▸ Aim of the task: Output the data in full and exactly as presented.

━━━ Given information

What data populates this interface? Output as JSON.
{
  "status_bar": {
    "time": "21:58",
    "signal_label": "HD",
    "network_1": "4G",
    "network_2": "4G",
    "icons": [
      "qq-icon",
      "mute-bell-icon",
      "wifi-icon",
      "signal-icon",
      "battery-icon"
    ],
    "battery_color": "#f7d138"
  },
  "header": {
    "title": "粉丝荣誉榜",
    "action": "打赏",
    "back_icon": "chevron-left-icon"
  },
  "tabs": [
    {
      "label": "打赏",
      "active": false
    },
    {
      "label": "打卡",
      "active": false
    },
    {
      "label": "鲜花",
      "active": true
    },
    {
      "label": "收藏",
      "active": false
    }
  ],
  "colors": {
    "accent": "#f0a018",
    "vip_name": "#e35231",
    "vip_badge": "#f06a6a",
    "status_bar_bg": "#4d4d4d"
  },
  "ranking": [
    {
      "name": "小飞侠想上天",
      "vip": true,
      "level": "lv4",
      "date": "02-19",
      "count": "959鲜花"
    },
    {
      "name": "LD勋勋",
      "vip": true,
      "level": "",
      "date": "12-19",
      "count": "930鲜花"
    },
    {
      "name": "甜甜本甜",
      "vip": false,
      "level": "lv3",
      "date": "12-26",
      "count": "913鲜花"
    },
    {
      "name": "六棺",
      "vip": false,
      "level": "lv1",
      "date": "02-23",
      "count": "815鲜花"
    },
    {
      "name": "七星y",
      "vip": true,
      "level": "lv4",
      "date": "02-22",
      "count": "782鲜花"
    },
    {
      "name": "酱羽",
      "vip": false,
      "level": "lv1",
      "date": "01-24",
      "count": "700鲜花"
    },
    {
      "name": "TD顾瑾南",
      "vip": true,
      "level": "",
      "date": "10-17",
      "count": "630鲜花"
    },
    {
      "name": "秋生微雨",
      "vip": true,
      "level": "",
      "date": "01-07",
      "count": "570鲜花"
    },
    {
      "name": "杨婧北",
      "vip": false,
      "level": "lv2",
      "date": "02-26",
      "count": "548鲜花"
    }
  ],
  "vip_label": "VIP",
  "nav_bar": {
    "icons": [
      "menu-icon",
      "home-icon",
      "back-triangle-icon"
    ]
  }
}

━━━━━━

▸ Answer box:
What data populates this interface? Output as JSON.
{
  "status_bar": {
    "time": "21:58",
    "signal_label": "HD",
    "network_1": "4G",
    "network_2": "4G",
    "icons": [
      "qq-icon",
      "mute-bell-icon",
      "wifi-icon",
      "signal-icon",
      "battery-icon"
    ],
    "battery_color": "#f7d138"
  },
  "header": {
    "title": "粉丝荣誉榜",
    "action": "打赏",
    "back_icon": "chevron-left-icon"
  },
  "tabs": [
    {
      "label": "打赏",
      "active": false
    },
    {
      "label": "打卡",
      "active": false
    },
    {
      "label": "鲜花",
      "active": true
    },
    {
      "label": "收藏",
      "active": false
    }
  ],
  "colors": {
    "accent": "#f0a018",
    "vip_name": "#e35231",
    "vip_badge": "#f06a6a",
    "status_bar_bg": "#4d4d4d"
  },
  "ranking": [
    {
      "name": "小飞侠想上天",
      "vip": true,
      "level": "lv4",
      "date": "02-19",
      "count": "959鲜花"
    },
    {
      "name": "LD勋勋",
      "vip": true,
      "level": "",
      "date": "12-19",
      "count": "930鲜花"
    },
    {
      "name": "甜甜本甜",
      "vip": false,
      "level": "lv3",
      "date": "12-26",
      "count": "913鲜花"
    },
    {
      "name": "六棺",
      "vip": false,
      "level": "lv1",
      "date": "02-23",
      "count": "815鲜花"
    },
    {
      "name": "七星y",
      "vip": true,
      "level": "lv4",
      "date": "02-22",
      "count": "782鲜花"
    },
    {
      "name": "酱羽",
      "vip": false,
      "level": "lv1",
      "date": "01-24",
      "count": "700鲜花"
    },
    {
      "name": "TD顾瑾南",
      "vip": true,
      "level": "",
      "date": "10-17",
      "count": "630鲜花"
    },
    {
      "name": "秋生微雨",
      "vip": true,
      "level": "",
      "date": "01-07",
      "count": "570鲜花"
    },
    {
      "name": "杨婧北",
      "vip": false,
      "level": "lv2",
      "date": "02-26",
      "count": "548鲜花"
    }
  ],
  "vip_label": "VIP",
  "nav_bar": {
    "icons": [
      "menu-icon",
      "home-icon",
      "back-triangle-icon"
    ]
  }
}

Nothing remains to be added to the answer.